Drawn from Data
I had spent six months collecting mundane data about my daily habits. I started doing that with no intention of creating any sort of project out of it, but rather to see if there are any patterns in them. I had eventually stopped logging, but was left with a pile of data about myself. Why did I do it, really? What do I do with it now?
Drawn from Data was nearly a year-long endeavour. It is an examination of self-tracking practices and the search for perfection, and a questioning whether all data should always really be interpreted. The project spans an essay, a digital tool to generate images based on daily data, and a series of generated graphics. All these components are collected into a one-off publication.
Writing & Editing
Printing & Binding
The book is a collection of generated graphics that represent the daily data. The generator was created with p5.js and uses 180 days worth of my personal logs. Each habit I tracked is represented with a hand-drawn shape which is filled if I succeeded to finish the task at hand that day, and empty if I did not. My sleep schedule is visualised with a gradient bar on the side, the colours vary depending on the times I woke up and went to sleep.
The graphics are not clear to deciphered, not can they be understood intuitively. This decision came as a result of reflecting on my reasonings behind trying to track my habits. Was it to do better? Was it to be more productive? And if so, why am I bringing myself down when I don’t reach the goals I have convinced myself that I am supposed to be reaching in a day? I wanted to use my data not to understand or explain, but to create something nice regardless of the inputs. I used it to represent my day with no further need for dissecting it.
My data became a reflection of me. Could it be enough for it to just exist?
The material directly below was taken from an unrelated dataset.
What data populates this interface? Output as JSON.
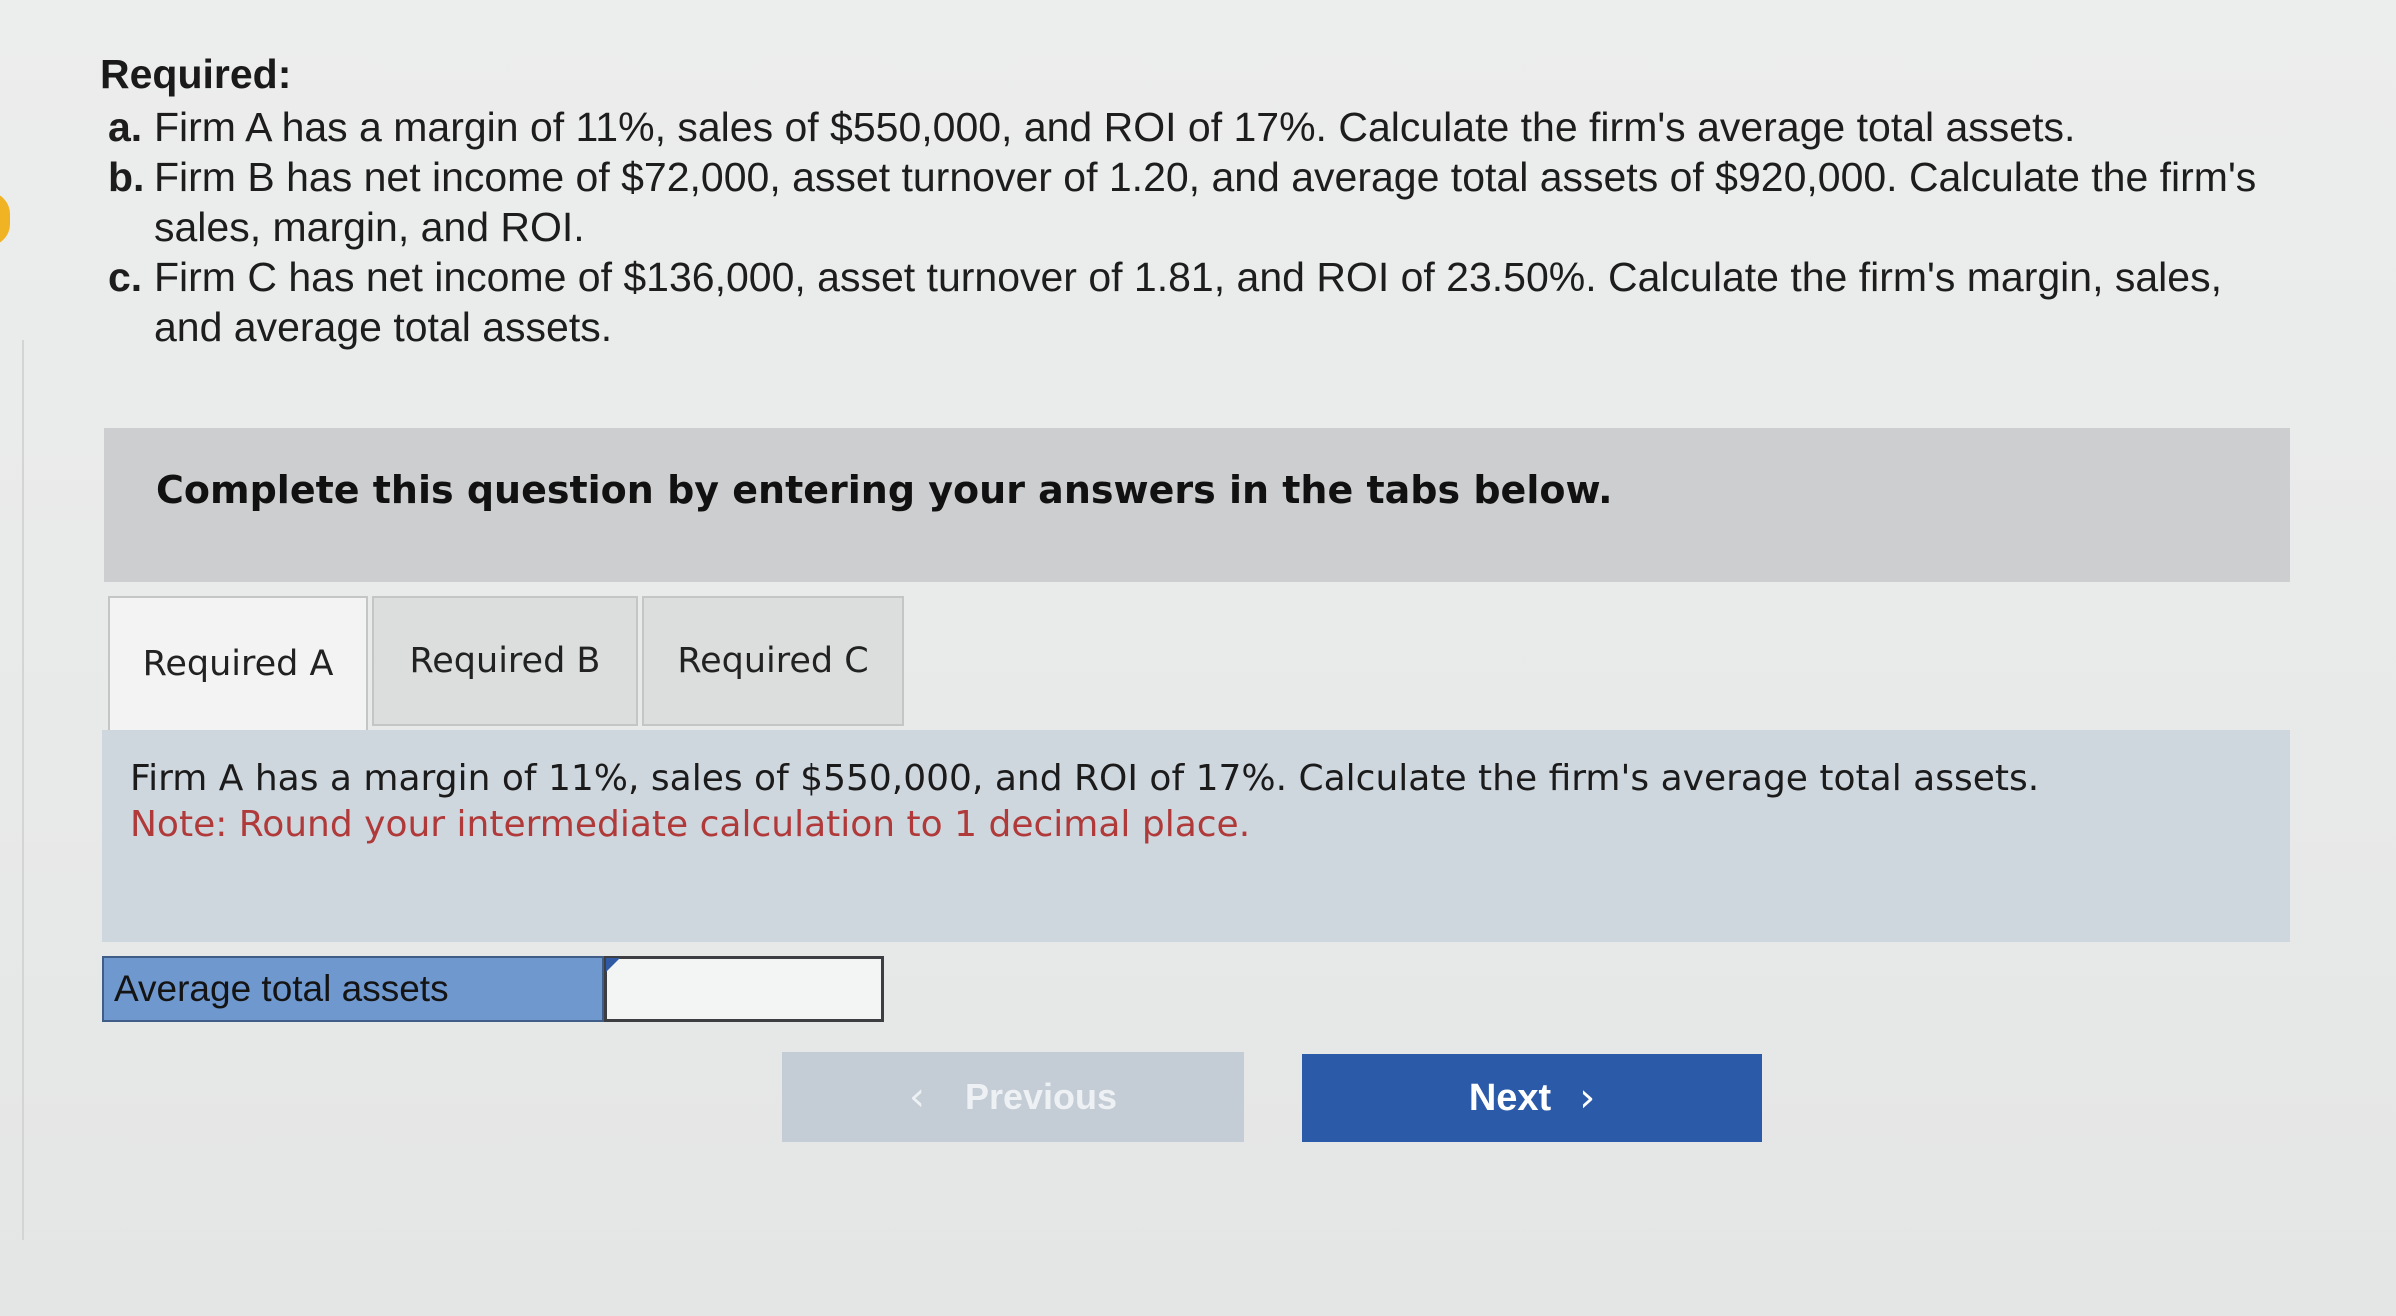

I discuss the process and ideas around this project in more detail in Allowing Data to Just Exist.
Early graphic concept and first draft of the publication